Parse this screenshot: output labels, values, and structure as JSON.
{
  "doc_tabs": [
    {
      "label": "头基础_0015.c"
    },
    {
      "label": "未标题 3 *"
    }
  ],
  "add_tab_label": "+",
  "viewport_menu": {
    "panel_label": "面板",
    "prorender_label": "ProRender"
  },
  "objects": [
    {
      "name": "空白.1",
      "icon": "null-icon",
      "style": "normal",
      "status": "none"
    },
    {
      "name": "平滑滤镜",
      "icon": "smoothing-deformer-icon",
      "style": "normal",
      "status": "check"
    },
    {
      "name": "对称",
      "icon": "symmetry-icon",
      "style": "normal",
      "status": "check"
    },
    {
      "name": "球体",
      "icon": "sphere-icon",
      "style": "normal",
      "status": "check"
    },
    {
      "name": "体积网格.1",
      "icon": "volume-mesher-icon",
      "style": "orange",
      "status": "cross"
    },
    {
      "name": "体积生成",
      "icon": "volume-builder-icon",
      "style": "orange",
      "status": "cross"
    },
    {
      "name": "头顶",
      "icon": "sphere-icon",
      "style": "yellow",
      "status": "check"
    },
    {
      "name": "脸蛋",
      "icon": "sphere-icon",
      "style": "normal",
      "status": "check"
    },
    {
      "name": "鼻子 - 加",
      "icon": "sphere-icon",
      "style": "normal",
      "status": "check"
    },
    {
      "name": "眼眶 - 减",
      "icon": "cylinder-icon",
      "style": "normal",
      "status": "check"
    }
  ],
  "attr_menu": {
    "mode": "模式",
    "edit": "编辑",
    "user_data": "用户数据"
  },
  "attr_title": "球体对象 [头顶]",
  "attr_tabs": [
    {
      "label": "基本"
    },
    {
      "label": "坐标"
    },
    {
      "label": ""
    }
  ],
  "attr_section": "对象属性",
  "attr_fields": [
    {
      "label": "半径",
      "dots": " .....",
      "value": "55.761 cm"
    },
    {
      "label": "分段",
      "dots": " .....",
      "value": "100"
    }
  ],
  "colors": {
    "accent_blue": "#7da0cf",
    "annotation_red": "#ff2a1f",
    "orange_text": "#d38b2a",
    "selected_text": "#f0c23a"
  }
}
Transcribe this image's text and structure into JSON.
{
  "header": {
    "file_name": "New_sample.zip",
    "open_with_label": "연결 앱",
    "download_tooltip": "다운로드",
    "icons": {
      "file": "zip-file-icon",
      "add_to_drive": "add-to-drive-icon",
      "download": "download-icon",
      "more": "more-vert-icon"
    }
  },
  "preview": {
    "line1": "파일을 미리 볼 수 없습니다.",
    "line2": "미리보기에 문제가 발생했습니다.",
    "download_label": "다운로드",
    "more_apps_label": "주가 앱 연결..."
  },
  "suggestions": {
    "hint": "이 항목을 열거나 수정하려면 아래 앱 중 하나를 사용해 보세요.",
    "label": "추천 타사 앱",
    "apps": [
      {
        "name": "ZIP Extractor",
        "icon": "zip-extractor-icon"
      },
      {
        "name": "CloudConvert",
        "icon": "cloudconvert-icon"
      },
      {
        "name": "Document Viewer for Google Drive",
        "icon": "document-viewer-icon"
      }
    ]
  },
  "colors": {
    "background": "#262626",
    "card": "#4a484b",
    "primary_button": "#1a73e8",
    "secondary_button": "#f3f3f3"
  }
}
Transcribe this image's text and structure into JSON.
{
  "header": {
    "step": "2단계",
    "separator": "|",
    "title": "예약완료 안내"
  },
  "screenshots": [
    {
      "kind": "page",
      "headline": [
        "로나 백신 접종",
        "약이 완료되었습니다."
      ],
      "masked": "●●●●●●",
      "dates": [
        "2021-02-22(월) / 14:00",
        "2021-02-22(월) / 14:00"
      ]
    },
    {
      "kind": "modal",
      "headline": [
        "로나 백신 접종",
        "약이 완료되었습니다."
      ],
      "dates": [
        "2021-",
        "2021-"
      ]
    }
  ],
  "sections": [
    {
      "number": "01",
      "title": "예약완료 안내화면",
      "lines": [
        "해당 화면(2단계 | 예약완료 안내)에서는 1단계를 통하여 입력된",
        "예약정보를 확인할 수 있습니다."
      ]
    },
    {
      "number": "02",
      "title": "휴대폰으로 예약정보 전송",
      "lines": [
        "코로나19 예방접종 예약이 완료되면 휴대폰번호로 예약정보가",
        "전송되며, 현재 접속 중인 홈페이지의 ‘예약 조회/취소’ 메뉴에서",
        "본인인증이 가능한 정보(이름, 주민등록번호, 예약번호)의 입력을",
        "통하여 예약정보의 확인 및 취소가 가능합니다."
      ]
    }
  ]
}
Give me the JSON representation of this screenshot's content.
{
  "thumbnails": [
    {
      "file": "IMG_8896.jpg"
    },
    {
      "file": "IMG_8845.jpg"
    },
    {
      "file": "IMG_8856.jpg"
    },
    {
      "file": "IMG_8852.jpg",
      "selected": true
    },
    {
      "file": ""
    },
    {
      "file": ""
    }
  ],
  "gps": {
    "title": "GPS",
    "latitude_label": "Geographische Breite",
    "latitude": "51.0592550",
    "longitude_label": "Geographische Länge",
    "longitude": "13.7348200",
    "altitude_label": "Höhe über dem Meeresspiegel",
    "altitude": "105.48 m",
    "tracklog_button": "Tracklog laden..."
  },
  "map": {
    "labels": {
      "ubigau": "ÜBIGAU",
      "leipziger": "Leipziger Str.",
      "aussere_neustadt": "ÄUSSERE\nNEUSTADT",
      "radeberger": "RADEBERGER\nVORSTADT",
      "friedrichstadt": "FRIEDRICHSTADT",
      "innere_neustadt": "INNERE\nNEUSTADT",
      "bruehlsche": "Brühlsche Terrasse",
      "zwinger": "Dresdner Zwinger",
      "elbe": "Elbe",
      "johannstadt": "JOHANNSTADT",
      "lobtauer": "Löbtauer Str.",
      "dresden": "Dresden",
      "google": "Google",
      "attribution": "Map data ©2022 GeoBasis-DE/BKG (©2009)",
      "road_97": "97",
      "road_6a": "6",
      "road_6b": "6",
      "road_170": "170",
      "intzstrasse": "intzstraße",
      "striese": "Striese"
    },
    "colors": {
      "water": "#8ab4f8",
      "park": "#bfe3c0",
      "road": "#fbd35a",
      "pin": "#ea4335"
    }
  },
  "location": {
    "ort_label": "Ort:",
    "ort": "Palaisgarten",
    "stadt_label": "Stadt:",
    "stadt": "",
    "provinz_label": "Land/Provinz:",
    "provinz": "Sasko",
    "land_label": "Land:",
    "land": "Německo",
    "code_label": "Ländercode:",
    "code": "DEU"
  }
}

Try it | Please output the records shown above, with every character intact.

Response area |
Parse this screenshot: output labels, values, and structure as JSON.
{
  "doc_tabs": [
    {
      "label": "头基础_0015.c"
    },
    {
      "label": "未标题 3 *"
    }
  ],
  "add_tab_label": "+",
  "viewport_menu": {
    "panel_label": "面板",
    "prorender_label": "ProRender"
  },
  "objects": [
    {
      "name": "空白.1",
      "icon": "null-icon",
      "style": "normal",
      "status": "none"
    },
    {
      "name": "平滑滤镜",
      "icon": "smoothing-deformer-icon",
      "style": "normal",
      "status": "check"
    },
    {
      "name": "对称",
      "icon": "symmetry-icon",
      "style": "normal",
      "status": "check"
    },
    {
      "name": "球体",
      "icon": "sphere-icon",
      "style": "normal",
      "status": "check"
    },
    {
      "name": "体积网格.1",
      "icon": "volume-mesher-icon",
      "style": "orange",
      "status": "cross"
    },
    {
      "name": "体积生成",
      "icon": "volume-builder-icon",
      "style": "orange",
      "status": "cross"
    },
    {
      "name": "头顶",
      "icon": "sphere-icon",
      "style": "yellow",
      "status": "check"
    },
    {
      "name": "脸蛋",
      "icon": "sphere-icon",
      "style": "normal",
      "status": "check"
    },
    {
      "name": "鼻子 - 加",
      "icon": "sphere-icon",
      "style": "normal",
      "status": "check"
    },
    {
      "name": "眼眶 - 减",
      "icon": "cylinder-icon",
      "style": "normal",
      "status": "check"
    }
  ],
  "attr_menu": {
    "mode": "模式",
    "edit": "编辑",
    "user_data": "用户数据"
  },
  "attr_title": "球体对象 [头顶]",
  "attr_tabs": [
    {
      "label": "基本"
    },
    {
      "label": "坐标"
    },
    {
      "label": ""
    }
  ],
  "attr_section": "对象属性",
  "attr_fields": [
    {
      "label": "半径",
      "dots": " .....",
      "value": "55.761 cm"
    },
    {
      "label": "分段",
      "dots": " .....",
      "value": "100"
    }
  ],
  "colors": {
    "accent_blue": "#7da0cf",
    "annotation_red": "#ff2a1f",
    "orange_text": "#d38b2a",
    "selected_text": "#f0c23a"
  }
}
Transcribe this image's text and structure into JSON.
{
  "header": {
    "file_name": "New_sample.zip",
    "open_with_label": "연결 앱",
    "download_tooltip": "다운로드",
    "icons": {
      "file": "zip-file-icon",
      "add_to_drive": "add-to-drive-icon",
      "download": "download-icon",
      "more": "more-vert-icon"
    }
  },
  "preview": {
    "line1": "파일을 미리 볼 수 없습니다.",
    "line2": "미리보기에 문제가 발생했습니다.",
    "download_label": "다운로드",
    "more_apps_label": "주가 앱 연결..."
  },
  "suggestions": {
    "hint": "이 항목을 열거나 수정하려면 아래 앱 중 하나를 사용해 보세요.",
    "label": "추천 타사 앱",
    "apps": [
      {
        "name": "ZIP Extractor",
        "icon": "zip-extractor-icon"
      },
      {
        "name": "CloudConvert",
        "icon": "cloudconvert-icon"
      },
      {
        "name": "Document Viewer for Google Drive",
        "icon": "document-viewer-icon"
      }
    ]
  },
  "colors": {
    "background": "#262626",
    "card": "#4a484b",
    "primary_button": "#1a73e8",
    "secondary_button": "#f3f3f3"
  }
}
Transcribe this image's text and structure into JSON.
{
  "header": {
    "step": "2단계",
    "separator": "|",
    "title": "예약완료 안내"
  },
  "screenshots": [
    {
      "kind": "page",
      "headline": [
        "로나 백신 접종",
        "약이 완료되었습니다."
      ],
      "masked": "●●●●●●",
      "dates": [
        "2021-02-22(월) / 14:00",
        "2021-02-22(월) / 14:00"
      ]
    },
    {
      "kind": "modal",
      "headline": [
        "로나 백신 접종",
        "약이 완료되었습니다."
      ],
      "dates": [
        "2021-",
        "2021-"
      ]
    }
  ],
  "sections": [
    {
      "number": "01",
      "title": "예약완료 안내화면",
      "lines": [
        "해당 화면(2단계 | 예약완료 안내)에서는 1단계를 통하여 입력된",
        "예약정보를 확인할 수 있습니다."
      ]
    },
    {
      "number": "02",
      "title": "휴대폰으로 예약정보 전송",
      "lines": [
        "코로나19 예방접종 예약이 완료되면 휴대폰번호로 예약정보가",
        "전송되며, 현재 접속 중인 홈페이지의 ‘예약 조회/취소’ 메뉴에서",
        "본인인증이 가능한 정보(이름, 주민등록번호, 예약번호)의 입력을",
        "통하여 예약정보의 확인 및 취소가 가능합니다."
      ]
    }
  ]
}
Give me the JSON representation of this screenshot's content.
{
  "thumbnails": [
    {
      "file": "IMG_8896.jpg"
    },
    {
      "file": "IMG_8845.jpg"
    },
    {
      "file": "IMG_8856.jpg"
    },
    {
      "file": "IMG_8852.jpg",
      "selected": true
    },
    {
      "file": ""
    },
    {
      "file": ""
    }
  ],
  "gps": {
    "title": "GPS",
    "latitude_label": "Geographische Breite",
    "latitude": "51.0592550",
    "longitude_label": "Geographische Länge",
    "longitude": "13.7348200",
    "altitude_label": "Höhe über dem Meeresspiegel",
    "altitude": "105.48 m",
    "tracklog_button": "Tracklog laden..."
  },
  "map": {
    "labels": {
      "ubigau": "ÜBIGAU",
      "leipziger": "Leipziger Str.",
      "aussere_neustadt": "ÄUSSERE\nNEUSTADT",
      "radeberger": "RADEBERGER\nVORSTADT",
      "friedrichstadt": "FRIEDRICHSTADT",
      "innere_neustadt": "INNERE\nNEUSTADT",
      "bruehlsche": "Brühlsche Terrasse",
      "zwinger": "Dresdner Zwinger",
      "elbe": "Elbe",
      "johannstadt": "JOHANNSTADT",
      "lobtauer": "Löbtauer Str.",
      "dresden": "Dresden",
      "google": "Google",
      "attribution": "Map data ©2022 GeoBasis-DE/BKG (©2009)",
      "road_97": "97",
      "road_6a": "6",
      "road_6b": "6",
      "road_170": "170",
      "intzstrasse": "intzstraße",
      "striese": "Striese"
    },
    "colors": {
      "water": "#8ab4f8",
      "park": "#bfe3c0",
      "road": "#fbd35a",
      "pin": "#ea4335"
    }
  },
  "location": {
    "ort_label": "Ort:",
    "ort": "Palaisgarten",
    "stadt_label": "Stadt:",
    "stadt": "",
    "provinz_label": "Land/Provinz:",
    "provinz": "Sasko",
    "land_label": "Land:",
    "land": "Německo",
    "code_label": "Ländercode:",
    "code": "DEU"
  }
}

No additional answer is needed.